See also: http://pensivestates.wordpress.com/2014/08/21/ferguson-missouri-2014-side-note/ for a graphic example.
August 21, 2014 § 1 Comment
I have quite a bit to say/post about Ferguson. No surprise. My attitude and opinions will fluctuate as things develop both legally and civically.
Before I had anything written, I saw this video and have now forgetten my ideas. I hope I recall them shortly – I wish that I had not seen this video. The visual content is not graphically disturbing. The ease in which a life is lost, tossed like garbage, is shocking.
This is the shooting that occured in north St.Louis a couple of days ago. Well after Micheal Brown was killed. There is a longer version of this video. The man that was shot was 23, wandering around being odd (mental illness?). The photographer et al, were watching him and laughing. I don’t know why the police showed up.
This serves as a wake-up for me and people that cannot comprehend the fear and frustration of life in such a context, especially raising a black son.
May 15, 2014 § Leave a comment
I found this both interesting and culturally informative.
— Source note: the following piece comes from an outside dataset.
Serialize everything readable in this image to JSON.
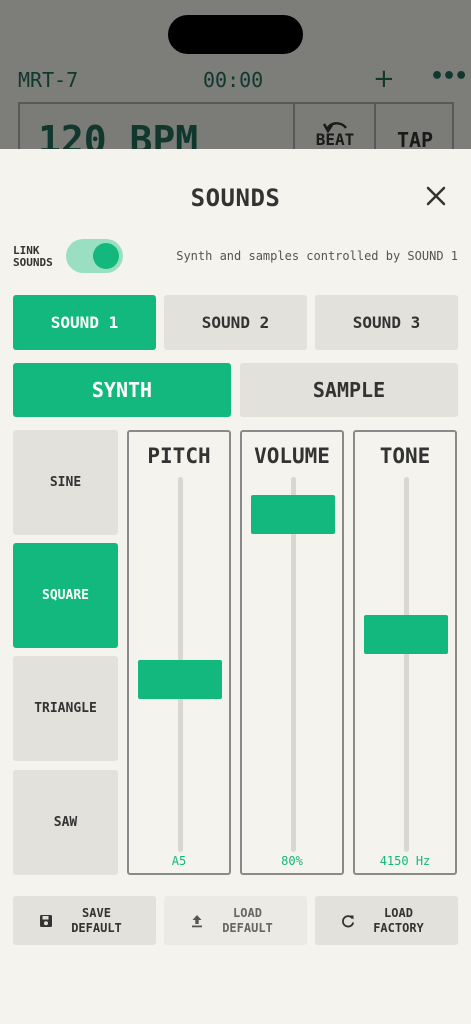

This is a great country indeed.
Today’s map comes from Ben Blatt of Slate, who used data from the Census Bureau’s American Community Survey. He created several other language maps, too, including each state’s top Native American, Scandinavian, and African language.
May 6, 2014 § Leave a comment
“The U.S. now holds close to a quarter of the world’s prisoners, even though it accounts for just 5 percent of the global population…The cost of America’s prison expansion has been staggering, the study notes. In most states, spending on corrections represents the third highest category of general fund expenditures, ranked only behind Medicaid and education.”
My concern is with the social costs, for any race or class.
“The social costs have likewise been steep, particularly for minorities and the poor. In 2011, for example, about 60 percent of everyone behind bars was either black or Hispanic. Black men under the age of 35 with no high school diploma are now more likely to be in jail than working in the labor market, the report notes.
These trends extend to family life. In 2009, 62 percent of black children age 17 or younger, whose parents had not completed high school, had experienced a parent being sent to prison. Among white children, the rate was 15 percent.”
May 2, 2014 § Leave a comment
A major cause of the industry’s staying power is how deeply it has woven itself into the fabric of our public institutions and channels. What follows are some of the most invisible yet effective ways that the incarceration business embeds itself in our society like a splinter under the skin.
1. Bankrolling Small Towns Eloy, Arizona is a town of 10,500 whose financial health and civic culture basically revolve around the private prison system. It’s home to four CCA facilities, all migrant detention centers, and was paid a total $9 million in construction fees by CCA to build them. That revenue went to updating the city’s waterlines, purchasing more police cars and building a new playground, according to the Huffington Post.
2. Installing Friends in High Places The revolving door between public and private correctional institutions allots the punishment industry an untold degree of influence in public policy without requiring the disclosure of public-private ties.
3. Receiving Secret Subsidies In the construction and maintenance of their facilities, private prison firms have shrewdly secured the spoils of public money normally put aside for civic development projects.
4. Using Loopholes to Avoid Taxes Last year, both the GEO Group and CCA were granted permission by the IRS to restructure themselves into REITs (real estate investment trusts), a designation that lets them escape corporate income taxes. Instead of paying a corporate income tax, REITs dish out at least 90 percent of their taxable income to individual investors in the form of dividends. Investors then have to pay ordinary income taxes on those dividends, or at least that’s what is supposed to happen. Out of fear that the real estate industry had too little actual cash on hand to pay investors, the federal government has permitted REITs to pay their investors in dubiously valued stock rather than cash since 2009.